Cairo “does not wish to rush things” says the Egyptian official, given its outstanding concerns. Certainly, Egypt will keep a close eye on the space Doha allows the Muslim Brotherhood for political action and financial lobbying in Qatar.

To accommodate its close ally Saudi Arabia, Egypt dropped its demand Qatar either hand over or expel Muslim Brotherhood leaders it has hosted since 2013. Yet, according to multiple Egyptian sources, Cairo still expects Doha to curtail their activities.

Cairo will also be carefully examining the editorial line Al-Jazeera adopts on Egyptian affairs. While the four countries’ earlier demand that Al-Jazeera be shut down has now been shelved they still expect changes to the channel’s editorial line.

“Egypt has received some reassurances on this matter” from Saudi Arabia and Kuwait, the two countries most involved in facilitating the reconciliation, says the Arab diplomat.

Egypt will also be hoping to see an end to “political coordination between Qatar and Turkey to meddle in internal Egyptian affairs or lobby international public opinion against the Egyptian” regime, according to the Egyptian official.

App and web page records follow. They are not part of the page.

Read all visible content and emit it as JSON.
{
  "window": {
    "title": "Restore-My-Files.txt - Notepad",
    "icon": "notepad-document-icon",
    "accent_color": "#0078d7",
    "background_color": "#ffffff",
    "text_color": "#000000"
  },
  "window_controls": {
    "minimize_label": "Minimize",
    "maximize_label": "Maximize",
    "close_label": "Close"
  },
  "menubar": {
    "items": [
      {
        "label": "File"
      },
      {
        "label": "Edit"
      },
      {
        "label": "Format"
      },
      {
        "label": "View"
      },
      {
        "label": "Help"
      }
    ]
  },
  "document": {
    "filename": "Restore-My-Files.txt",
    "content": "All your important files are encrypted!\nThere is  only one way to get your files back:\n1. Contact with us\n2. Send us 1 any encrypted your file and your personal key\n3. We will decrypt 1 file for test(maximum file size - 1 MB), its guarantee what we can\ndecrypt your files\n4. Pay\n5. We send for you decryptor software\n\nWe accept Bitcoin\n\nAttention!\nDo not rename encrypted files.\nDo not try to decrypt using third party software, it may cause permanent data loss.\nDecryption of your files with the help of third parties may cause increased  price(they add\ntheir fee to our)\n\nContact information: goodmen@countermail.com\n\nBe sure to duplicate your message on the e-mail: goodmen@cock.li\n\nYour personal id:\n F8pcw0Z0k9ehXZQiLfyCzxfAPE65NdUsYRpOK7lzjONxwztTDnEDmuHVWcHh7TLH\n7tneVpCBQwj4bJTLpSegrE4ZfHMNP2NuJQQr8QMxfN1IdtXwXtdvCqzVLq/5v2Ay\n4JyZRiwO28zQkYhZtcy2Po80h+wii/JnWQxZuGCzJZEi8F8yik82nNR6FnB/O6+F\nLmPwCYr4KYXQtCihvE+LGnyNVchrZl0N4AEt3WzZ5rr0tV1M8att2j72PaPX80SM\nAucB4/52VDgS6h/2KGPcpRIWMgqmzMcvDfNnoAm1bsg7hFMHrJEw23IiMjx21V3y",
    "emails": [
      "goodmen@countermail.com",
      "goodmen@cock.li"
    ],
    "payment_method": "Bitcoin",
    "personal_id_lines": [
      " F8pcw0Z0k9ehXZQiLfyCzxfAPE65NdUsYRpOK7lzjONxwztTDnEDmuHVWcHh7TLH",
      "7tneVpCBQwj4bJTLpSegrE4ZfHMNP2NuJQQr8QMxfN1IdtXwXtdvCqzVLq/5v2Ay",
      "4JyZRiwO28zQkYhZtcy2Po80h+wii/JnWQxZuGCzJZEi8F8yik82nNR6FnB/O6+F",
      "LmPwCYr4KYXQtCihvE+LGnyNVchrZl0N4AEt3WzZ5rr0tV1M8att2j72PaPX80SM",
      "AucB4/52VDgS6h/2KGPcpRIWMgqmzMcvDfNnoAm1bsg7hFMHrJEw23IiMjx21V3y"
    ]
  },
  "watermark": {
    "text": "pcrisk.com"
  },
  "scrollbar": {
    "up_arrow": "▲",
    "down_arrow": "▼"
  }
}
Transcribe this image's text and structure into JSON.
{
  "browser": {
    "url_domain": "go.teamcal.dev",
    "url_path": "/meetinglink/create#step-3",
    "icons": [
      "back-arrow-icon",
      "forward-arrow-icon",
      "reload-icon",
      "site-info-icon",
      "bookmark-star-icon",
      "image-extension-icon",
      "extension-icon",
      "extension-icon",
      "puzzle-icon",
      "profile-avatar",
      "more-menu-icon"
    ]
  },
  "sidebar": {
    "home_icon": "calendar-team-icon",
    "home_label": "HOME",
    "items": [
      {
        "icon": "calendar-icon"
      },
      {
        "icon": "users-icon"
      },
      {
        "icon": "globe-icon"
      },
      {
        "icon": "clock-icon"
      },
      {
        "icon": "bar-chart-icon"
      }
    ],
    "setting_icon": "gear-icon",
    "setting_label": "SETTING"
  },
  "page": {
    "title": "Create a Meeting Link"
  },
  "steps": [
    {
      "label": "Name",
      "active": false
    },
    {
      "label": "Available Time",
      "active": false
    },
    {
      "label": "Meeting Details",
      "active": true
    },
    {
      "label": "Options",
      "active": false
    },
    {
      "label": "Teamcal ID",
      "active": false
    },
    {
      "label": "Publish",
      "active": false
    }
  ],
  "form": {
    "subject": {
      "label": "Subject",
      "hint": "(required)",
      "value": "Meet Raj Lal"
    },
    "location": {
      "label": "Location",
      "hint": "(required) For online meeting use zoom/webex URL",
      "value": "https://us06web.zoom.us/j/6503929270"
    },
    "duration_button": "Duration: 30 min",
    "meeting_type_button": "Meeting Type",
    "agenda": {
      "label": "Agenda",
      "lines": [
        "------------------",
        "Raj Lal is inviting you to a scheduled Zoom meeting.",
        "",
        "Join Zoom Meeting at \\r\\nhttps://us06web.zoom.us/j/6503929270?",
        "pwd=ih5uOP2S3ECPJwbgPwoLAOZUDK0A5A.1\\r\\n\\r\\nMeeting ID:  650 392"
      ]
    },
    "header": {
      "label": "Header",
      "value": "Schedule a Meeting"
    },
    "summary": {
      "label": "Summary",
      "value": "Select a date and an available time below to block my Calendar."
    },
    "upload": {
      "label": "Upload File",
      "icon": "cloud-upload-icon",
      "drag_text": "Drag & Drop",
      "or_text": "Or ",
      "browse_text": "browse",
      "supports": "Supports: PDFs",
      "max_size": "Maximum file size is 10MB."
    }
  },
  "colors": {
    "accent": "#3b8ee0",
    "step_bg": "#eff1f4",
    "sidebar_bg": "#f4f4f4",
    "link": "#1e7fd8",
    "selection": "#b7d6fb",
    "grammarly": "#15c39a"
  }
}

Cairo is particularly mindful of two Turkish-based satellite channels whose sole raison d’etre appears to be to attack senior state officials in Egypt. According to Egyptian sources Qatar is the channels’ sole financial backer. While Cairo accepts that these channels are unlikely to be closed down “we expect an end to the offensive language and incitement,” says the Egyptian official.

“It is a matter of assessment. If we find that things are moving in the right direction we will be willing to reciprocate.”

Egypt has, says the official, already suspended its otherwise heavy media attacks against Qatar. “We are doing our part and we are watching carefully. We are sensing the beginning of some change but it is too early” to reach any conclusions.

According to the Arab diplomat, it is “unrealistic” for the four states, with the possible exception of Saudi Arabia, to expect a dramatic change in media coverage. “There will be some tweaking that everybody will sense but any U-turns seem unlikely.”

The same diplomat says Qatar looks set to at least consider some form of economic cooperation with Egypt. “Ideas are being discussed — some investment and maybe the creation of job opportunities. At some point the two sides will have to engage with each other directly and decide where their joint interests lie.”

But for such a dialogue to happen, argues the Egyptian official, things will have to move beyond the bilateral level. Cairo will want to see Doha’s political choices pivot away from what Egypt regards as destabilising regional interventions, particularly when it comes to Qatari support for Islamist movements.

Cairo-based foreign diplomats, however, note that recently Cairo has shown more flexibility over this issue: they point to Egypt’s new-found openness to engage with some of Libya’s non-militant political Islam factions, and to the close Egyptian dialogue with Hamas in Gaza.

“I think the Egyptian-Emirati desire to eliminate all forms of political Islam in this part of the world has been abandoned by both countries,” said one Cairo-based European diplomat. “What counts most for Egypt now is that it sees no support, political or financial, to the Muslim Brotherhood to re-organise in Egypt or to lobby against the political regime.”

It is no secret that resuming diplomatic relations with Qatar was not an Egyptian priority. Cairo’s pragmatic decision to play along was the result of an assessment that if the three Gulf countries were intent on pursuing reconciliation, then Egypt would get a better deal by not being left behind.

*A version of this article appears in print in the 28 January, 2021 edition of Al-Ahram Weekly

Short link: